[DATA EXTRACTS]
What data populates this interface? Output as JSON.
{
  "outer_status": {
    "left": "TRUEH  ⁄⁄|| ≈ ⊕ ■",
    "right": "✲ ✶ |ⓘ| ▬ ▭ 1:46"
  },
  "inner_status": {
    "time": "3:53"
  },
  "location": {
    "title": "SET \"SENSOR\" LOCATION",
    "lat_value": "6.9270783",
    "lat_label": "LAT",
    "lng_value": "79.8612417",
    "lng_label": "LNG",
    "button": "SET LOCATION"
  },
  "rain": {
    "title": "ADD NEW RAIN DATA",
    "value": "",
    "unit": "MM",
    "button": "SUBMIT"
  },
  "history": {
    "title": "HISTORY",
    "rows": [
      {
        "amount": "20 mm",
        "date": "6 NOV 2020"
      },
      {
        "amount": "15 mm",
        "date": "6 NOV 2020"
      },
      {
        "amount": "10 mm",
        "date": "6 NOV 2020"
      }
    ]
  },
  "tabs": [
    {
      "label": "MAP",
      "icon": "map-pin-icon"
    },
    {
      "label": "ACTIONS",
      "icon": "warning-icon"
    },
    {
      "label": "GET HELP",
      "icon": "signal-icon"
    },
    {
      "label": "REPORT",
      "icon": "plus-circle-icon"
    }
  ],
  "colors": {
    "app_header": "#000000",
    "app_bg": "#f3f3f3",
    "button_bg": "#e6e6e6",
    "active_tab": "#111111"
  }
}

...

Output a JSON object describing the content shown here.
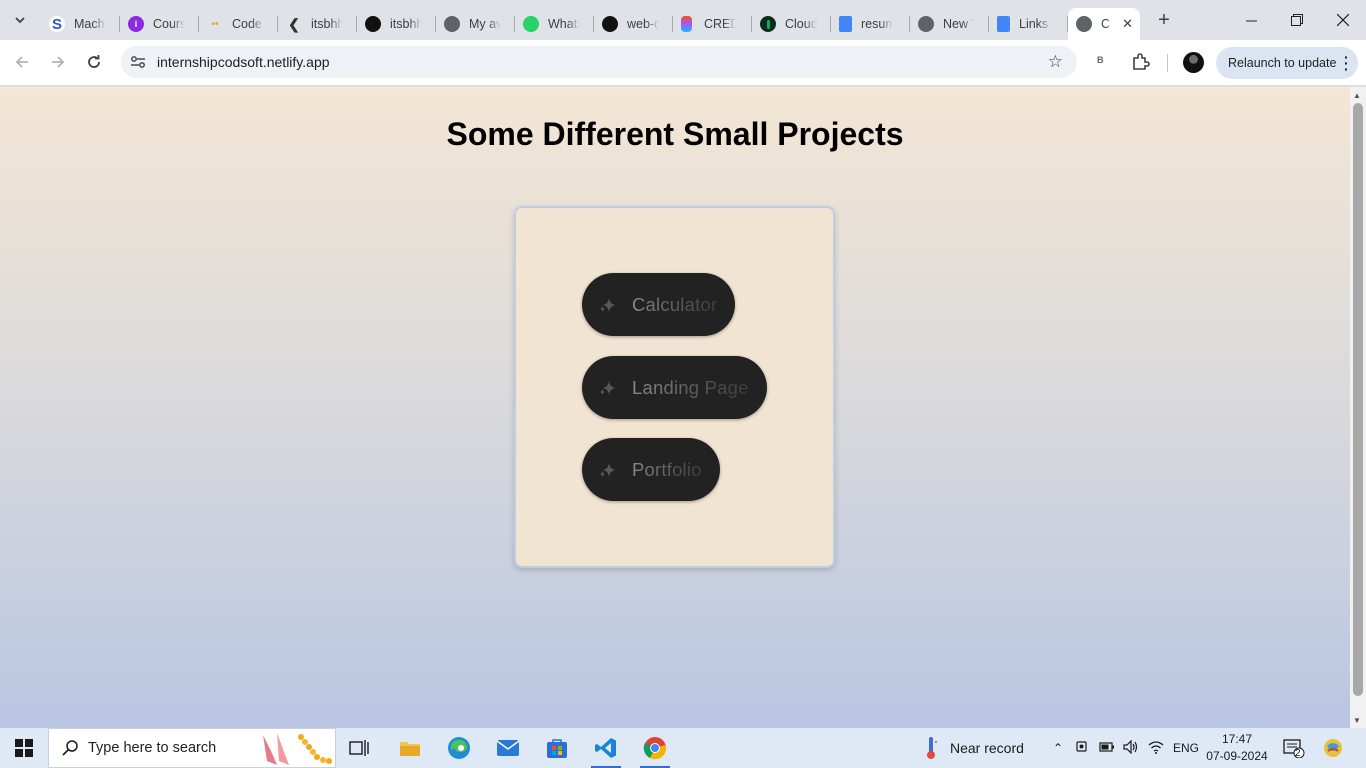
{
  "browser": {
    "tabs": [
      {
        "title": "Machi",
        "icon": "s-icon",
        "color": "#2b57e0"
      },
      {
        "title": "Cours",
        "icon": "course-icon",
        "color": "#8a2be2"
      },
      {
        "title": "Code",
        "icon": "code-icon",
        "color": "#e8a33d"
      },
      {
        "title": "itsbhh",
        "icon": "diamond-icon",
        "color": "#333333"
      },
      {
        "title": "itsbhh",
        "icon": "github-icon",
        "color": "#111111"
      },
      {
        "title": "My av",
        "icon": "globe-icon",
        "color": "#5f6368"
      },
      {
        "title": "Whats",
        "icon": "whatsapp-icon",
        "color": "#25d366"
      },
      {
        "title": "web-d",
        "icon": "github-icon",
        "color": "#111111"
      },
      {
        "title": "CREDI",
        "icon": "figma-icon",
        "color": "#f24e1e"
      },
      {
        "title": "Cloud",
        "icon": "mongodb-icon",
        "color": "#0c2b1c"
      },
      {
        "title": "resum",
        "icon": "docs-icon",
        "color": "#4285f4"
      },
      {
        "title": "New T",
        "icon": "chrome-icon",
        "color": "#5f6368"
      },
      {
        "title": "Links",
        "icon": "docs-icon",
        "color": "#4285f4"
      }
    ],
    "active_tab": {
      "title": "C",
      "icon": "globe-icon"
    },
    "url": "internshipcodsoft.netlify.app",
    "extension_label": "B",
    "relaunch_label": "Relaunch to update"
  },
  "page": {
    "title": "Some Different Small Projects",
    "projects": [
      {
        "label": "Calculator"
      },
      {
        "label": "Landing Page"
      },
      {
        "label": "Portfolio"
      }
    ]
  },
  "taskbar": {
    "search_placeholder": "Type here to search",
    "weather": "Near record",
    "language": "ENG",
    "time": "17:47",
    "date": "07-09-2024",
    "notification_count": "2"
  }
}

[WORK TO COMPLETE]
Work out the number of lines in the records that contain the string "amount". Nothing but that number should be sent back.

[RESPONSE TO THIS EXERCISE]
3